Stripping Anti-fouling and re-applying it
We experienced the first and only hull breach in the summer of 1998. Contrary to what one might think, the hulls are only 3/8" thick at the leading edge forward of the water tanks. When the boat hit some rocks off Pole Island, ME the starboard side was penetrated and the boat began to list at a 5 degree angle but remained fully functional. Much more worrisome was the hip fracture caused to a dear friend whose husband was skippering at the time. Switching the fresh-water selector to starboard and opening the taps had the desired effect of easing the list. We delivered our friend to a waiting ambulance, then pulled the boat.
The leading edge is now stronger than it was before due to the epoxy and fiberglass we used to mend it. Furthermore, our boat was nearing the 10 year mark and while Prouts have not been known to suffer blister damage, the combination of a terrible first antifouling coat and the crash egged us on to do something better. While we had great success with our ACP-50 antifouling, the bad initial layer caused large bubbles to form under the ACP-50 that then flaked off. It would have been a lot easier to remove the bad antifouling back then and start anew rather than 8 years and many coats later on... live and learn. Any kind of impact can lead to pinholes opening up in the gel coat and the hull breach in 1998 was dramatic. We elected to remove the old antifouling down to the gel goat, to seal the entire underwater section with epoxy and to then re-apply antifouling.
It's a very messy job. We used the West Marine stripper system and heartily recommend plenty of drop cloths to capture drooping paint. Also, if the antifouling is thick, you'll need several iterations to remove it completely. The only quibbles we had with the West Marine stripper are that it did not apply very thickly and that it has to be covered immediately with the barrier layer so the solvents don't flash off. Furthermore, it did not tolerate direct exposure to sunlight in the summertime, drying and caking up instead.

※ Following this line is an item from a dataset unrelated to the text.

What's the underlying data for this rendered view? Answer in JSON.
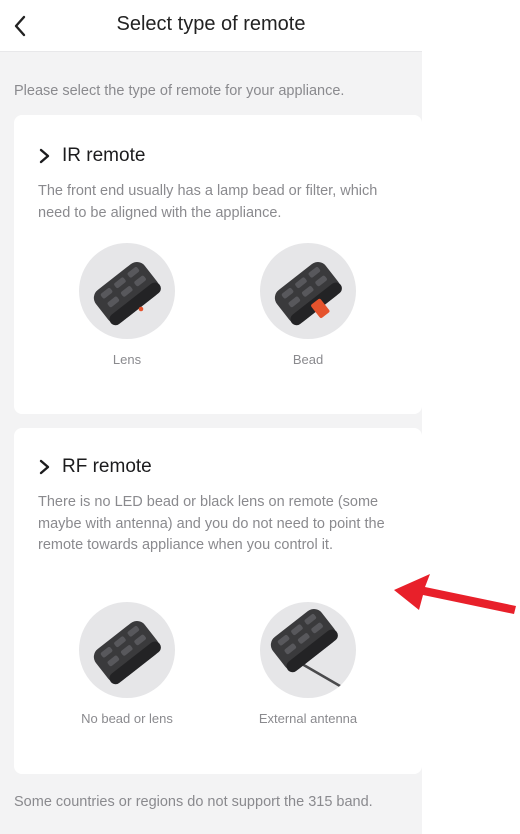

After a week of struggle, the boat stood before us just as naked as when it was delivered to us. We painted the gel coat with several layers of white epoxy paint (the stuff is hard, sticks well, all while keeping water out) and used 3 layers of blue ACP-50 under the 5 green top layers so we can see when the antifouling needs topping off. Finally done, we collapsed in the heat.
Here she is in 1999, getting pushed into the cold waters of Maine.